Same evening, City clapped regular as a broken toilet at the president’s endless speech. So’s not to think of their pain, everybody get giddy on rumors. They go like this: yah-yah we gonna get revenge this time, yah, arright… . Our bellies grumbling with the noise of rising waters, the noise of a fast-moving stream over stones. Like we’re wolfing down the bitter mango, bitter mango even ants and little insects won’t eat it.
(1) University of Nebraska Press, 2009. (Translated by David and Nicole Ball.)
(2) Sea Gull Books, 2011. (Translated by David and Nicole Ball.)
(3) warya: Guy, man
(4) An important figure in Djiboutian resistance to colonization.
(5) beit al wali: Governor's palace, his present residence.
Together or separately, David and Nicole Ball have published nine book-length translations from the French, including three novels by Abdourahman A. Waberi, and many of his shorter pieces. Nicole is the translator of Maryse Condé’s Land of Many Colors, David of Darkness Moves: An Henri Michaux Anthology 1927-1984, Alfred Jarry’s Ubu the King and poems by James Sacré and other poets. Both have translated stories in Haiti Noir and Paris Noir (Akashic Books.) Their most recent translations of Waberi and others have appeared in Words Without Borders: The Online Magazine of International Literature. Both have retired from the faculty of Smith College in Northampton, Massachusetts.
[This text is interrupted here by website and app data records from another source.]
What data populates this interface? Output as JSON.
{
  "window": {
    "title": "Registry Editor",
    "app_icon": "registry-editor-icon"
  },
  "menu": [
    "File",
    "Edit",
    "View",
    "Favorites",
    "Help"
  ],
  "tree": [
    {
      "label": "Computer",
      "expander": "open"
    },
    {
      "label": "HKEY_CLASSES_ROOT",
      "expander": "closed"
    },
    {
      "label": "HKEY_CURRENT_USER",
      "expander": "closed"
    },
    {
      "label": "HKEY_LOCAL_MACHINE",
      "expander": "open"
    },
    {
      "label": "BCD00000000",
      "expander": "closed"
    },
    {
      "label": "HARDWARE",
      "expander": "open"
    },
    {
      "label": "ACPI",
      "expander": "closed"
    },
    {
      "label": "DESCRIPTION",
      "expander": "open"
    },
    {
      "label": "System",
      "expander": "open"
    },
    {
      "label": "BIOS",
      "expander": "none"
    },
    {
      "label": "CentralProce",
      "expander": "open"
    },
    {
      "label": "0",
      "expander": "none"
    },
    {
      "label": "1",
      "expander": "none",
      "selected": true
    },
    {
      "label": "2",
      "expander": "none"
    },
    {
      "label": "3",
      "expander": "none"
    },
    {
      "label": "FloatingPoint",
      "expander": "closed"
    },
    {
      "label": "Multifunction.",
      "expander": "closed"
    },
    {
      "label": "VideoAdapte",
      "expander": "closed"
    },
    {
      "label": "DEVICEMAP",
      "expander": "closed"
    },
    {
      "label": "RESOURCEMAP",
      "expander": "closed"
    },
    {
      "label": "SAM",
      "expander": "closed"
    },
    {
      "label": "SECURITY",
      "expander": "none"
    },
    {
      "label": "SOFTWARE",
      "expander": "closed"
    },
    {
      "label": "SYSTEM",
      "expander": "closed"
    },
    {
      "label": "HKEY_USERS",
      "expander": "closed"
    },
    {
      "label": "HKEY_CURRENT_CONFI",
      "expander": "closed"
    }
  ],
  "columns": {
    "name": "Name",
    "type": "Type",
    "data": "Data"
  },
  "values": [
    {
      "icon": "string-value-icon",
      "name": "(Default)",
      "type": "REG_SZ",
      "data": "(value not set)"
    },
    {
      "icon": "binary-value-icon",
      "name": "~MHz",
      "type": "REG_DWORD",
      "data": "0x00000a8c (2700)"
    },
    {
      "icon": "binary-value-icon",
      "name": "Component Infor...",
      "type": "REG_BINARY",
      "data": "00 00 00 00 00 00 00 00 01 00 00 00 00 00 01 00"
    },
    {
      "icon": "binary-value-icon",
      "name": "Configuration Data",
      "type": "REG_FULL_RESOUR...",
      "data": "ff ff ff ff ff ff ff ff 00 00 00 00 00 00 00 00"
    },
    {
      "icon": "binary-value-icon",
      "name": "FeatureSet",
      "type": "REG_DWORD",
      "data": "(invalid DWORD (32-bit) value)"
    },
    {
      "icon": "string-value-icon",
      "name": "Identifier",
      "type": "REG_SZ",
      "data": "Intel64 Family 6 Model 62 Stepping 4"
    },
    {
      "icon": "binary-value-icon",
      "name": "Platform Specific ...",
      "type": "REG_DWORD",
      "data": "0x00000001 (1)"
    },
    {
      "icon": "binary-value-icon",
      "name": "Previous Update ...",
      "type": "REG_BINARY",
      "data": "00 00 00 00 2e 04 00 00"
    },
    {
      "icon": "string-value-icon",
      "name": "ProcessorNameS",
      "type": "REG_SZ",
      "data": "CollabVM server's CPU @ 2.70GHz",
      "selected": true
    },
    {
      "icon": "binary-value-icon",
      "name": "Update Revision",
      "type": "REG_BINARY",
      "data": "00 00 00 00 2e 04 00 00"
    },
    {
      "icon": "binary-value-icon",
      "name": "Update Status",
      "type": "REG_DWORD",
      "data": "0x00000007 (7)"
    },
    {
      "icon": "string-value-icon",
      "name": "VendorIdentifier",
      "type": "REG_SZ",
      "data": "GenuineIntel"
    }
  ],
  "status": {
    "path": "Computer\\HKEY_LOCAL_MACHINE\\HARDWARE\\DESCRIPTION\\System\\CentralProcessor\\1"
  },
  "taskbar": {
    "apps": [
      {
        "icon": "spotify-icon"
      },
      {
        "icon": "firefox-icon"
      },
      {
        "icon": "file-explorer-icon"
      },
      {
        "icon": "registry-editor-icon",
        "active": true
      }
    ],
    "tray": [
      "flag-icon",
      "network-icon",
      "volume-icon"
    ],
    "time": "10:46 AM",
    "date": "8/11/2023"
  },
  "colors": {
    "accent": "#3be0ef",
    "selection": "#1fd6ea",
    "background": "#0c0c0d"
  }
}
This excerpt has been published with the permission of Indiana University Press.